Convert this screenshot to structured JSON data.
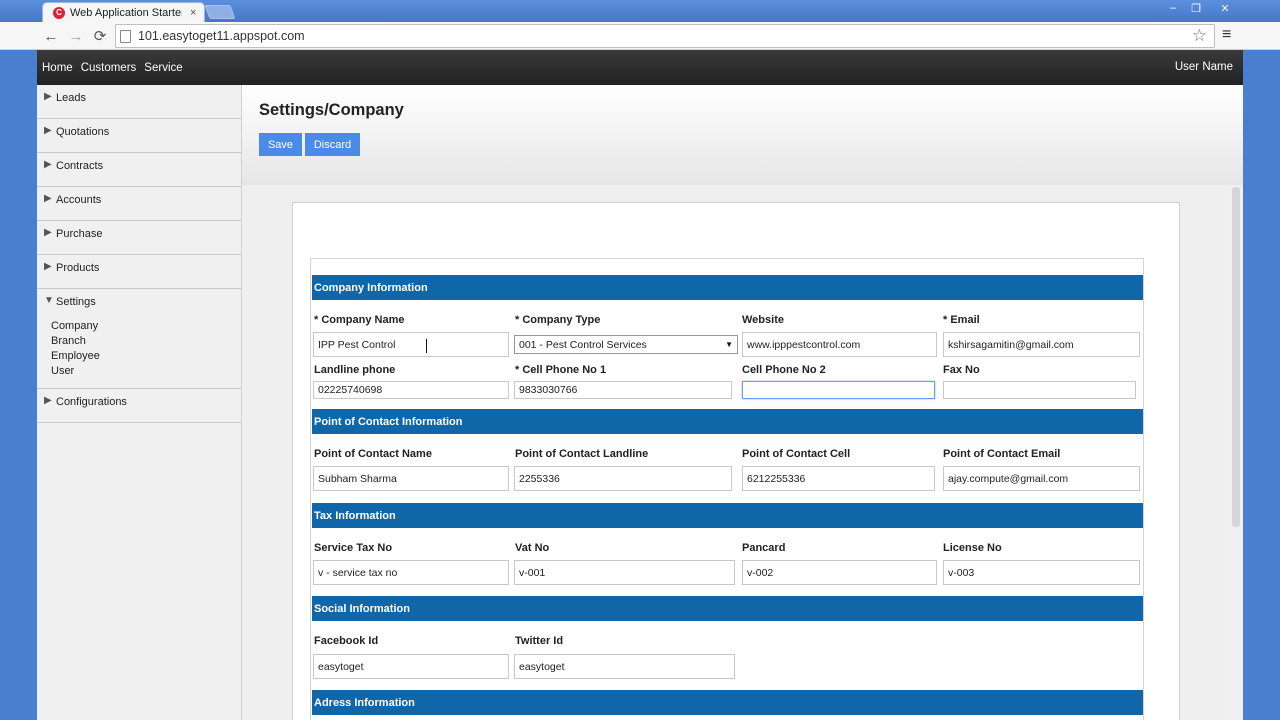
{
  "browser": {
    "tab_title": "Web Application Starter P",
    "tab_close": "×",
    "favicon_letter": "C",
    "url": "101.easytoget11.appspot.com",
    "win_min": "–",
    "win_max": "❐",
    "win_close": "✕"
  },
  "topnav": {
    "links": [
      "Home",
      "Customers",
      "Service"
    ],
    "user": "User Name"
  },
  "sidebar": {
    "items": [
      {
        "label": "Leads"
      },
      {
        "label": "Quotations"
      },
      {
        "label": "Contracts"
      },
      {
        "label": "Accounts"
      },
      {
        "label": "Purchase"
      },
      {
        "label": "Products"
      },
      {
        "label": "Settings",
        "sub": [
          "Company",
          "Branch",
          "Employee",
          "User"
        ]
      },
      {
        "label": "Configurations"
      }
    ]
  },
  "page": {
    "title": "Settings/Company",
    "save": "Save",
    "discard": "Discard"
  },
  "sections": {
    "company": "Company Information",
    "contact": "Point of Contact Information",
    "tax": "Tax Information",
    "social": "Social Information",
    "address": "Adress Information"
  },
  "company": {
    "name_label": "* Company Name",
    "name": "IPP Pest Control",
    "type_label": "* Company Type",
    "type": "001 - Pest Control Services",
    "website_label": "Website",
    "website": "www.ipppestcontrol.com",
    "email_label": "* Email",
    "email": "kshirsagamitin@gmail.com",
    "landline_label": "Landline phone",
    "landline": "02225740698",
    "cell1_label": "* Cell Phone No 1",
    "cell1": "9833030766",
    "cell2_label": "Cell Phone No 2",
    "cell2": "",
    "fax_label": "Fax No",
    "fax": ""
  },
  "contact": {
    "name_label": "Point of Contact Name",
    "name": "Subham Sharma",
    "landline_label": "Point of Contact Landline",
    "landline": "2255336",
    "cell_label": "Point of Contact Cell",
    "cell": "6212255336",
    "email_label": "Point of Contact Email",
    "email": "ajay.compute@gmail.com"
  },
  "tax": {
    "service_label": "Service Tax No",
    "service": "v - service tax no",
    "vat_label": "Vat No",
    "vat": "v-001",
    "pan_label": "Pancard",
    "pan": "v-002",
    "license_label": "License No",
    "license": "v-003"
  },
  "social": {
    "facebook_label": "Facebook Id",
    "facebook": "easytoget",
    "twitter_label": "Twitter Id",
    "twitter": "easytoget"
  }
}
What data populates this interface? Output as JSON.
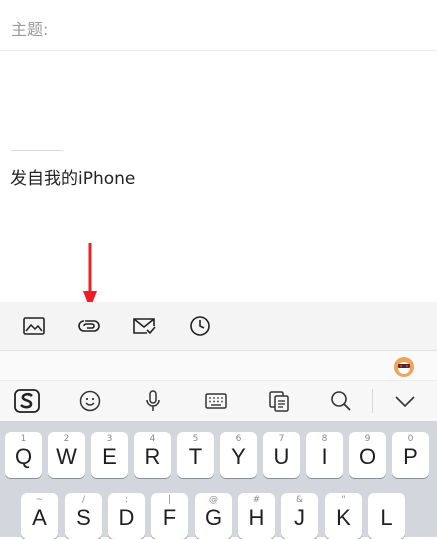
{
  "compose": {
    "subject_label": "主题:",
    "signature": "发自我的iPhone"
  },
  "toolbar": {
    "items": [
      {
        "name": "image-icon"
      },
      {
        "name": "attachment-icon"
      },
      {
        "name": "mail-check-icon"
      },
      {
        "name": "clock-icon"
      }
    ]
  },
  "ime_toolbar": {
    "items": [
      {
        "name": "sogou-logo-icon"
      },
      {
        "name": "emoji-icon"
      },
      {
        "name": "microphone-icon"
      },
      {
        "name": "keyboard-icon"
      },
      {
        "name": "clipboard-icon"
      },
      {
        "name": "search-icon"
      },
      {
        "name": "collapse-icon"
      }
    ]
  },
  "keyboard": {
    "row1": [
      {
        "key": "Q",
        "hint": "1"
      },
      {
        "key": "W",
        "hint": "2"
      },
      {
        "key": "E",
        "hint": "3"
      },
      {
        "key": "R",
        "hint": "4"
      },
      {
        "key": "T",
        "hint": "5"
      },
      {
        "key": "Y",
        "hint": "6"
      },
      {
        "key": "U",
        "hint": "7"
      },
      {
        "key": "I",
        "hint": "8"
      },
      {
        "key": "O",
        "hint": "9"
      },
      {
        "key": "P",
        "hint": "0"
      }
    ],
    "row2": [
      {
        "key": "A",
        "hint": "~"
      },
      {
        "key": "S",
        "hint": "/"
      },
      {
        "key": "D",
        "hint": ":"
      },
      {
        "key": "F",
        "hint": "|"
      },
      {
        "key": "G",
        "hint": "@"
      },
      {
        "key": "H",
        "hint": "#"
      },
      {
        "key": "J",
        "hint": "&"
      },
      {
        "key": "K",
        "hint": "\""
      },
      {
        "key": "L",
        "hint": ""
      }
    ]
  },
  "colors": {
    "annotation_arrow": "#e8202a",
    "keyboard_bg": "#d3d6dc",
    "toolbar_bg": "#f4f4f4"
  }
}
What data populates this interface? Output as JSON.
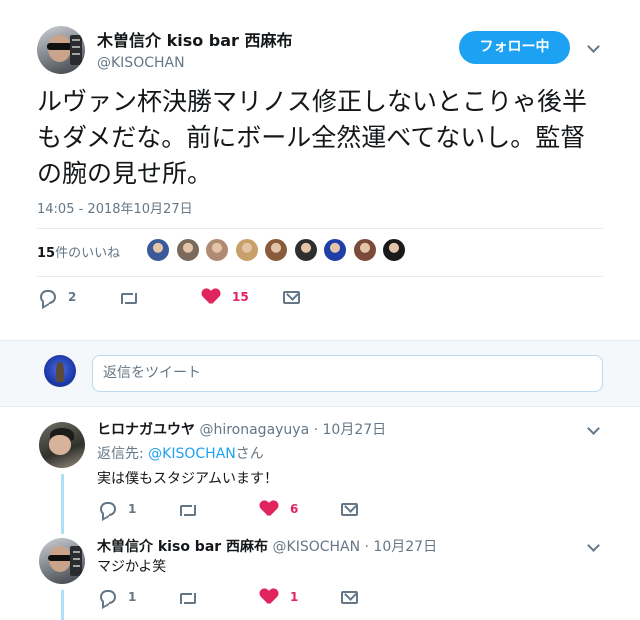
{
  "tweet": {
    "author_name": "木曽信介 kiso bar 西麻布",
    "author_handle": "@KISOCHAN",
    "follow_label": "フォロー中",
    "text": "ルヴァン杯決勝マリノス修正しないとこりゃ後半もダメだな。前にボール全然運べてないし。監督の腕の見せ所。",
    "timestamp": "14:05 - 2018年10月27日",
    "likes_count": "15",
    "likes_label": "件のいいね",
    "reply_count": "2",
    "like_count_action": "15",
    "liker_colors": [
      "#3b5a9a",
      "#7a6a5c",
      "#b08a72",
      "#c7a06a",
      "#8a5a3c",
      "#2e2e2e",
      "#1e3ea8",
      "#7b4a3a",
      "#1a1a1a"
    ]
  },
  "reply_box": {
    "placeholder": "返信をツイート"
  },
  "replies": [
    {
      "name": "ヒロナガユウヤ",
      "meta": "@hironagayuya · 10月27日",
      "reply_to_prefix": "返信先: ",
      "reply_to_mention": "@KISOCHAN",
      "reply_to_suffix": "さん",
      "text": "実は僕もスタジアムいます！",
      "reply_count": "1",
      "like_count": "6"
    },
    {
      "name": "木曽信介 kiso bar 西麻布",
      "meta": "@KISOCHAN · 10月27日",
      "text": "マジかよ笑",
      "reply_count": "1",
      "like_count": "1"
    }
  ],
  "colors": {
    "brand_blue": "#1da1f2",
    "like_red": "#e0245e",
    "muted": "#657786",
    "thread_line": "#b3dcf7"
  },
  "icons": [
    "reply-icon",
    "retweet-icon",
    "heart-icon",
    "direct-message-icon",
    "chevron-down-icon"
  ]
}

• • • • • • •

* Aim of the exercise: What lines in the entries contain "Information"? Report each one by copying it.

* Task answer:
    "company": "Company Information",
    "contact": "Point of Contact Information",
    "tax": "Tax Information",
    "social": "Social Information",
    "address": "Adress Information"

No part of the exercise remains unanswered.